BEGIN Recorded information

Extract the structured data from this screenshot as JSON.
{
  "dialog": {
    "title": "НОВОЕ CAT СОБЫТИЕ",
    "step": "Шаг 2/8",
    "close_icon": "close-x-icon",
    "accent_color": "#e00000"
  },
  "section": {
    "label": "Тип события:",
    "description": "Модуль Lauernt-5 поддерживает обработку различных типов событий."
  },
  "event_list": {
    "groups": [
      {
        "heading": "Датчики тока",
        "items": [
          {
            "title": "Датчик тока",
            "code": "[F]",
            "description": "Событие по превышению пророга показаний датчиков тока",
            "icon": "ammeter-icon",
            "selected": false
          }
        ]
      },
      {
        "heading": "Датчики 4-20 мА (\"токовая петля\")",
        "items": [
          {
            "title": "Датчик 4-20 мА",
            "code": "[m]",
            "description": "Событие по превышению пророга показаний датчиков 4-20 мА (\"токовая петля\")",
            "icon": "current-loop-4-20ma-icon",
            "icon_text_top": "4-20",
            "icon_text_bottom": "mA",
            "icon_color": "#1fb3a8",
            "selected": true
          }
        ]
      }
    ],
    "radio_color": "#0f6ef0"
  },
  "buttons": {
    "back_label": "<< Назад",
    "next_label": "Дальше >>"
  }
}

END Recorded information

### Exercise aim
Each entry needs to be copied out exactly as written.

### Solution
Extract the structured data from this screenshot as JSON.
{
  "dialog": {
    "title": "НОВОЕ CAT СОБЫТИЕ",
    "step": "Шаг 2/8",
    "close_icon": "close-x-icon",
    "accent_color": "#e00000"
  },
  "section": {
    "label": "Тип события:",
    "description": "Модуль Lauernt-5 поддерживает обработку различных типов событий."
  },
  "event_list": {
    "groups": [
      {
        "heading": "Датчики тока",
        "items": [
          {
            "title": "Датчик тока",
            "code": "[F]",
            "description": "Событие по превышению пророга показаний датчиков тока",
            "icon": "ammeter-icon",
            "selected": false
          }
        ]
      },
      {
        "heading": "Датчики 4-20 мА (\"токовая петля\")",
        "items": [
          {
            "title": "Датчик 4-20 мА",
            "code": "[m]",
            "description": "Событие по превышению пророга показаний датчиков 4-20 мА (\"токовая петля\")",
            "icon": "current-loop-4-20ma-icon",
            "icon_text_top": "4-20",
            "icon_text_bottom": "mA",
            "icon_color": "#1fb3a8",
            "selected": true
          }
        ]
      }
    ],
    "radio_color": "#0f6ef0"
  },
  "buttons": {
    "back_label": "<< Назад",
    "next_label": "Дальше >>"
  }
}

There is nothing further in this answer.